American Rescue Plan Act Increases Dependent Care FSA Contributions
New contribution limits for the 2021 calendar year
A dependent care FSA is a pretax benefit account used to pay for services such as day care, preschool, summer camps, and before or after-school programs. Funds may be used for expenses relating to children who are under the age of 13 or incapable of self-care and who live with the FSA holder more than half the year. Elder care may be eligible for reimbursement with a dependent care FSA if the adult lives with the FSA holder at least eight hours of the day and is claimed as a dependent on the FSA holder’s federal tax return.

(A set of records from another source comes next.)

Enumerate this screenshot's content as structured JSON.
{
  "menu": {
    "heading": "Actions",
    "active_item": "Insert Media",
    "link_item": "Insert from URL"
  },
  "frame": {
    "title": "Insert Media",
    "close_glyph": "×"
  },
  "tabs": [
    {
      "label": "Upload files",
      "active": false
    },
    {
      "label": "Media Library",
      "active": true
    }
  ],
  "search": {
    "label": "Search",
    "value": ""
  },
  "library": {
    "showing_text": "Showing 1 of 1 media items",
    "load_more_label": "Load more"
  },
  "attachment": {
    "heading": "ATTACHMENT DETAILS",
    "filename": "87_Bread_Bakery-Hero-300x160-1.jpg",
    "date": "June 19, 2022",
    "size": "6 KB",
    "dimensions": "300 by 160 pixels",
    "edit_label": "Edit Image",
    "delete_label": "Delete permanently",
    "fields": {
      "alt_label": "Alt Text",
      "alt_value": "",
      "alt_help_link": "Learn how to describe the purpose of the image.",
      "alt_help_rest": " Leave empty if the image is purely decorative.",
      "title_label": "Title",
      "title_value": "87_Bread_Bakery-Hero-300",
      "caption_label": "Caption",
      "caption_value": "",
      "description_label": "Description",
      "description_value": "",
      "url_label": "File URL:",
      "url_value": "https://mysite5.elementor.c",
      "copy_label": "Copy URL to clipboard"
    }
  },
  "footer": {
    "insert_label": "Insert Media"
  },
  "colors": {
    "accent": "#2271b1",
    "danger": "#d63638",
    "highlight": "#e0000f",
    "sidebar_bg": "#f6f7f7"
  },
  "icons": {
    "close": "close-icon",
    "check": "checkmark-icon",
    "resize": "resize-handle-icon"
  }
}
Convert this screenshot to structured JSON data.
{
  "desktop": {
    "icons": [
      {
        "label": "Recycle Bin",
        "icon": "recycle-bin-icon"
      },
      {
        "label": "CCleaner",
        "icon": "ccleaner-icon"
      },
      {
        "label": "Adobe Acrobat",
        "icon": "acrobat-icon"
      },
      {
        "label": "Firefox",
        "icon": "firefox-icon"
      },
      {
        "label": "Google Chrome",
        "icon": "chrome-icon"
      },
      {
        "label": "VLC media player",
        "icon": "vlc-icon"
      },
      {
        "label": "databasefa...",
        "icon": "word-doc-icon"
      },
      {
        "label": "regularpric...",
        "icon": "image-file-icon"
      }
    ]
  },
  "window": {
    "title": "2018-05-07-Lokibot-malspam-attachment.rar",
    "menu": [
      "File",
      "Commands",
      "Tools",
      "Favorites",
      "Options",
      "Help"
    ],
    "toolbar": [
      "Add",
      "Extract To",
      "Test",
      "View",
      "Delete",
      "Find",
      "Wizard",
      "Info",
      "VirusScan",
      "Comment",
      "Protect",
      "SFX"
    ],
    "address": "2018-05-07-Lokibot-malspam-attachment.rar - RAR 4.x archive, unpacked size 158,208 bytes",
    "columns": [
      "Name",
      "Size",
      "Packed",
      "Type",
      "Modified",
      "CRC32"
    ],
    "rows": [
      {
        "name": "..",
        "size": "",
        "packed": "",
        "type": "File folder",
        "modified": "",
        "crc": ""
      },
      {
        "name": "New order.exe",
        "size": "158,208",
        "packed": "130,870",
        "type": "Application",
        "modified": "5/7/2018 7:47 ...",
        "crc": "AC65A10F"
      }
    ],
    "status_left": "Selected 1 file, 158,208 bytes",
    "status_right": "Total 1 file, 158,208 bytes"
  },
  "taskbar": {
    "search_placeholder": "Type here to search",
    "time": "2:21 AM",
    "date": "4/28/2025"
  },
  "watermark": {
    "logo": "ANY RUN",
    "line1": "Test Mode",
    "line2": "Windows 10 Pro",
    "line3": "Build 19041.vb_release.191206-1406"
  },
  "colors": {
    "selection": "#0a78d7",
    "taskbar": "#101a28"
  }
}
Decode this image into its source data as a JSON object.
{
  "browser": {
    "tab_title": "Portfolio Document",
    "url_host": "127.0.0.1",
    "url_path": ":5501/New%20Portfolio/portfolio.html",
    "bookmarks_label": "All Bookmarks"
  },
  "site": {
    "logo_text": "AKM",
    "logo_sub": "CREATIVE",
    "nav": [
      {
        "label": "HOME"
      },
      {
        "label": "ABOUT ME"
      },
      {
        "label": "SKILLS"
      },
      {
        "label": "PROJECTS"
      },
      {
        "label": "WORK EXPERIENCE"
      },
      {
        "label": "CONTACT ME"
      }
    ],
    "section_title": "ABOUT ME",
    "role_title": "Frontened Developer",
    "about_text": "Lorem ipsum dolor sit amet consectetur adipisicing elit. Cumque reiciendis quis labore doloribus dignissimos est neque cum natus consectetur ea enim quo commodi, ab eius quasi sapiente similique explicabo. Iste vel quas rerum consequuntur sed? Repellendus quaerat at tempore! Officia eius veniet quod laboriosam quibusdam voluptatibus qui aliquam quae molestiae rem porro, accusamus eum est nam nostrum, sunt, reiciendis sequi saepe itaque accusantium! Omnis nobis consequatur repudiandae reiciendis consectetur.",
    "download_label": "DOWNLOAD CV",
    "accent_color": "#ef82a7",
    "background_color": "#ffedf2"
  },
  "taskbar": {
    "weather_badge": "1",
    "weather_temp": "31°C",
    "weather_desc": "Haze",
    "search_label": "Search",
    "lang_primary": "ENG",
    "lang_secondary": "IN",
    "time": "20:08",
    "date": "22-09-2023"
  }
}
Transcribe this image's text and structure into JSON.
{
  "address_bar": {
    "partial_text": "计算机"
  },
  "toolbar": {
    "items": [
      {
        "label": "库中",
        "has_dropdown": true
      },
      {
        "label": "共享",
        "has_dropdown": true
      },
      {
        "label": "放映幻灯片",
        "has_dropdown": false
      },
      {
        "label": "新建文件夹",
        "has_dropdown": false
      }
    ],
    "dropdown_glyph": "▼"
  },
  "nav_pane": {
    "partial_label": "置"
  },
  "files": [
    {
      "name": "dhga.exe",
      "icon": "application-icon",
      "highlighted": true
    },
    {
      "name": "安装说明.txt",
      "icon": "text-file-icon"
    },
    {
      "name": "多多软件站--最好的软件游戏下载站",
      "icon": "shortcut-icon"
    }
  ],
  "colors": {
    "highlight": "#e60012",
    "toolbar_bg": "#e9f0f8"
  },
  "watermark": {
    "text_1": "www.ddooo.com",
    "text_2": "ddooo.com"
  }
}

The American Rescue Plan Act (ARPA) raises pretax contribution limits for dependent care flexible spending accounts (DC-FSA) for the 2021 calendar year. The new DC-FSA annual limits increases to $10,500 (up from $5,000) for single taxpayers and married couples filing jointly, and to $5,250 (up from $2,500) for married individuals filing separately.
Congress and the IRS have provided other DC-FSA relief. The Consolidated Appropriations Act, 2021 (CAA) allows employers that sponsor health or dependent care FSAs to permit participants to roll over all unused amounts in these accounts from 2020 to 2021 and from 2021 to 2022. IRS Notice 2021-15 clarifies that employers may extend the dependent care FSA claims period for a dependent who “ages out” by turning 13 years old during the COVID-19 public health emergency.
KRS professionals are available to assist with tax planning related to dependent tax credits. Please contact us if you have any questions, concerns, or need advisement during this unprecedented time. Visit the KRS Coronavirus Resources Page for additional information on tax changes made by the ARPA.